Of course, not everyone agrees on what constitutes the middle class, and a middle-class lifestyle can vary depending on the cost of living for a particular city or state. A middle-of-the-pack family in San Francisco, for instance, may need income of well over $100,000 to afford housing and food, simply because of the higher cost of living there. A family in Nebraska, though, may count as middle-class with an income as low as $39,000.

"In most states, the growing percentage of households paying 30 percent (the federal standard for housing affordability) or more of their income on housing illustrates that it is increasingly difficult for many American families to make ends meet," Pew noted.

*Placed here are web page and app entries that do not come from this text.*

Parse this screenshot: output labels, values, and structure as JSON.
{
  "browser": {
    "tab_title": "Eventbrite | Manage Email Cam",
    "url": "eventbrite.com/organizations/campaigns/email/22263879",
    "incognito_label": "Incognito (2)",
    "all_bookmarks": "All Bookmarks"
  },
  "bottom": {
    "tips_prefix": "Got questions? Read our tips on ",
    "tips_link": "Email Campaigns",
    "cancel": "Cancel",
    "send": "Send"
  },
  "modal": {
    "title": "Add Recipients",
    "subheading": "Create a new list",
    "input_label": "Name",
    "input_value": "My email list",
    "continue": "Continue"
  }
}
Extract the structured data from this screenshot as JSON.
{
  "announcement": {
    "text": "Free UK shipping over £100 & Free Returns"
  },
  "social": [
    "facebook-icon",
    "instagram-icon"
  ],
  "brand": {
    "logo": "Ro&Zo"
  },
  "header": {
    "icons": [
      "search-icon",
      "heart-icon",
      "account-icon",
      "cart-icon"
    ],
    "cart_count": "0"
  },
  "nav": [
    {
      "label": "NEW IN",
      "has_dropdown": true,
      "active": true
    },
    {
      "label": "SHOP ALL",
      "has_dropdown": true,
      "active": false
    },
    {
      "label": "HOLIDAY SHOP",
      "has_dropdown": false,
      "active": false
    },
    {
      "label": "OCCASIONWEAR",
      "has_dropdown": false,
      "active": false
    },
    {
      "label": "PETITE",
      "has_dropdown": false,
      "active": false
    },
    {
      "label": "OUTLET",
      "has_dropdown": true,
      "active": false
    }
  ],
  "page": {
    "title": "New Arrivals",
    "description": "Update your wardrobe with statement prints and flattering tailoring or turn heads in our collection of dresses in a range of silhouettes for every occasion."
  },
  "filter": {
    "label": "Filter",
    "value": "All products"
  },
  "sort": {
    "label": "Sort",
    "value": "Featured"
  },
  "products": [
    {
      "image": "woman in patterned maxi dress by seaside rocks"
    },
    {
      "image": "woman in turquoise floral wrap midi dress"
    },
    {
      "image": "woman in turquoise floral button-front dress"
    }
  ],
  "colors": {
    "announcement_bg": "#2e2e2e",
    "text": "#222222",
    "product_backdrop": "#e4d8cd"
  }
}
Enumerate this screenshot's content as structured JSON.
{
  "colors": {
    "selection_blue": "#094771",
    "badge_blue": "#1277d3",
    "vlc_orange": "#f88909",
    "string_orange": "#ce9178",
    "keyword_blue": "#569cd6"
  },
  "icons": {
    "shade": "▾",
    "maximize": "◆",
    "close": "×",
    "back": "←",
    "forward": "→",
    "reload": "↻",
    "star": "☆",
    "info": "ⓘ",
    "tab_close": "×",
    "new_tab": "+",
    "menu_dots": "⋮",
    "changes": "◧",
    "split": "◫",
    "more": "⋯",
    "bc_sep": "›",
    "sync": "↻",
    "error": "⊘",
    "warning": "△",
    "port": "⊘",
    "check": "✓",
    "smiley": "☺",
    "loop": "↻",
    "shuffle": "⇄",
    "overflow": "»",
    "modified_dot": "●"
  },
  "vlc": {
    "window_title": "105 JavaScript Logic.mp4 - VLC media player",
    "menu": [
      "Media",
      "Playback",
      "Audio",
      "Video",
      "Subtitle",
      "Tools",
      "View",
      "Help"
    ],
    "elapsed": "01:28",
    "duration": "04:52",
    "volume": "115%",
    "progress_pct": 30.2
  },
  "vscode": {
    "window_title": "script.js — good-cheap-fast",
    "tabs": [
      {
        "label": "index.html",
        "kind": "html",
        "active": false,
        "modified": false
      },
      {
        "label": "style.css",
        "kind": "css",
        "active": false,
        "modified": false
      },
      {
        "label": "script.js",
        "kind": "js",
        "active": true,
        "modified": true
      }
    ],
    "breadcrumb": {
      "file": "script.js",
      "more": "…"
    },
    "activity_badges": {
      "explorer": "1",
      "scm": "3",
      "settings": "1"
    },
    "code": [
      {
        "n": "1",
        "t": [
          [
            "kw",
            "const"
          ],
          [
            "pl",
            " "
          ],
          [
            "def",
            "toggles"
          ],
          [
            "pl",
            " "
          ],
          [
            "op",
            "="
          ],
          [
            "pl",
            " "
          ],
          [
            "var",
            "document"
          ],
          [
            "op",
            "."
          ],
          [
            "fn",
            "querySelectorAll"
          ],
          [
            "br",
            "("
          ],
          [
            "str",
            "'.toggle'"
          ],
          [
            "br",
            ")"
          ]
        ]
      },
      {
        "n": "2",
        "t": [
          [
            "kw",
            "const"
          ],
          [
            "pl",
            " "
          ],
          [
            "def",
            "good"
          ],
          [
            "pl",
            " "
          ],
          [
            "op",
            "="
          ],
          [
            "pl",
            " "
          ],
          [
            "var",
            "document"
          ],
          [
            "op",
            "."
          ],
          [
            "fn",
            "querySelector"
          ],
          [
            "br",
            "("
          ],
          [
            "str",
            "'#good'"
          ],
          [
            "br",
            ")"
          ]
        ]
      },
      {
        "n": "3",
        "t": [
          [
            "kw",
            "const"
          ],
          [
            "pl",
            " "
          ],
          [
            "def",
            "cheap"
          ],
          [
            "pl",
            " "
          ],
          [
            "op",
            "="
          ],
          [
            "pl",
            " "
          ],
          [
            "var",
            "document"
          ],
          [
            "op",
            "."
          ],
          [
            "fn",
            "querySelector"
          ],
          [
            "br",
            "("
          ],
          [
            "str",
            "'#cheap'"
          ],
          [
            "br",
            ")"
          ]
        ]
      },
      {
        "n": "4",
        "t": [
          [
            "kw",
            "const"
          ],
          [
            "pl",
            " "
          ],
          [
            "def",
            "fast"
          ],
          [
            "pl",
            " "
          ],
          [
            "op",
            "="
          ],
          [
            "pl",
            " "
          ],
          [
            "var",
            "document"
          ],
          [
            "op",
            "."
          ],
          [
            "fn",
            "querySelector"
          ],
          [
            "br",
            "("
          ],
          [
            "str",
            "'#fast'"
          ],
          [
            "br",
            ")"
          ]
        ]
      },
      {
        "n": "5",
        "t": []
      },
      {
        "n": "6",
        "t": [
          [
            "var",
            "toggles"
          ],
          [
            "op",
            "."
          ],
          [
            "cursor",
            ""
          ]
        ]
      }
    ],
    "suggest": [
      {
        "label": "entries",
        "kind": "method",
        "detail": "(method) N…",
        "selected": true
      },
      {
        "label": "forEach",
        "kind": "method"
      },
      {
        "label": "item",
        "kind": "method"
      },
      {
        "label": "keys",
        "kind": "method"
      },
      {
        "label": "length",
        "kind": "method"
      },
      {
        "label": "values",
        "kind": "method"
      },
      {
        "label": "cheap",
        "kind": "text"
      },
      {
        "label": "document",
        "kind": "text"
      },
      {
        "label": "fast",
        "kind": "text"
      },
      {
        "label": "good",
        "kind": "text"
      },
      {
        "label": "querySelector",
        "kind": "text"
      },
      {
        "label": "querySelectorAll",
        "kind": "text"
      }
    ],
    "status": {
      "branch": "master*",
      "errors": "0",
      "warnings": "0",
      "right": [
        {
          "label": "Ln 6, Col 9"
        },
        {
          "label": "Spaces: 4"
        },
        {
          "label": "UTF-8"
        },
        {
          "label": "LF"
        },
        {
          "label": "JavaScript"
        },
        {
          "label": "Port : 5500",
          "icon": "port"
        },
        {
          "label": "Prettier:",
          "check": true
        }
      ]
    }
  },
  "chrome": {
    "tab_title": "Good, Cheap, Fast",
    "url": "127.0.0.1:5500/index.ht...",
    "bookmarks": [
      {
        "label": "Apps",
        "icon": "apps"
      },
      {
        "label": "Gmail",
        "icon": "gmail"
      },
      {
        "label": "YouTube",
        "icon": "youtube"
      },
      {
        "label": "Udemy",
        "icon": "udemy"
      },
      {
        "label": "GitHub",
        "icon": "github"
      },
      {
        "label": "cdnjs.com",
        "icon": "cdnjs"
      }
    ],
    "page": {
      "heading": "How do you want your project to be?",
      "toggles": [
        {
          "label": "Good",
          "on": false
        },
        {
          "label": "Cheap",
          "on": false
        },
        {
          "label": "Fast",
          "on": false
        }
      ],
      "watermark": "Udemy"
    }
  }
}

California is one state where residents are increasingly challenged by those trends. The median annual income in the state has slipped to $60,190, down from an inflation-adjusted $65,445 in 2000, according to Pew. At the same time, housing prices have surged, pushing up the ranks of people struggling to afford rent or mortgage payments. About 44 percent of Californians now pay more than 30 percent of their income on housing, up from 38 percent in 2000, Pew noted. The state's share of middle-class families has declined 3.2 percentage points to 43.5 percent.

While the President touts his middle class economics policies as a way to get us back on our feet, Americans just aren’t buying it.

Before submitting his budget proposal to Congress in February President Obama said that “Over the last six years, we’ve seen that middle-class economics works.” Not only is that not true when we look at the 30 million people who are unemployed or underemployed, stagnant wages, and the persistent wealth gap, but Americans aren’t buying it. In a recent Pew poll, 72 percent said that the government’s economic policies since the recession have done little or nothing to help middle class people, and nearly as many say they have provided little or no help for small businesses (68 percent) and the poor (65 percent).

These changes in perceptions represent the erosion of decades of progress in the incomes and quality of life for generations of Americans. That millions of Americans feel like they are falling behind rather than moving ahead bodes poorly for a nation that should be a leader in the world – demonstrating the prosperity that democracy and economic freedom bestows on a nation.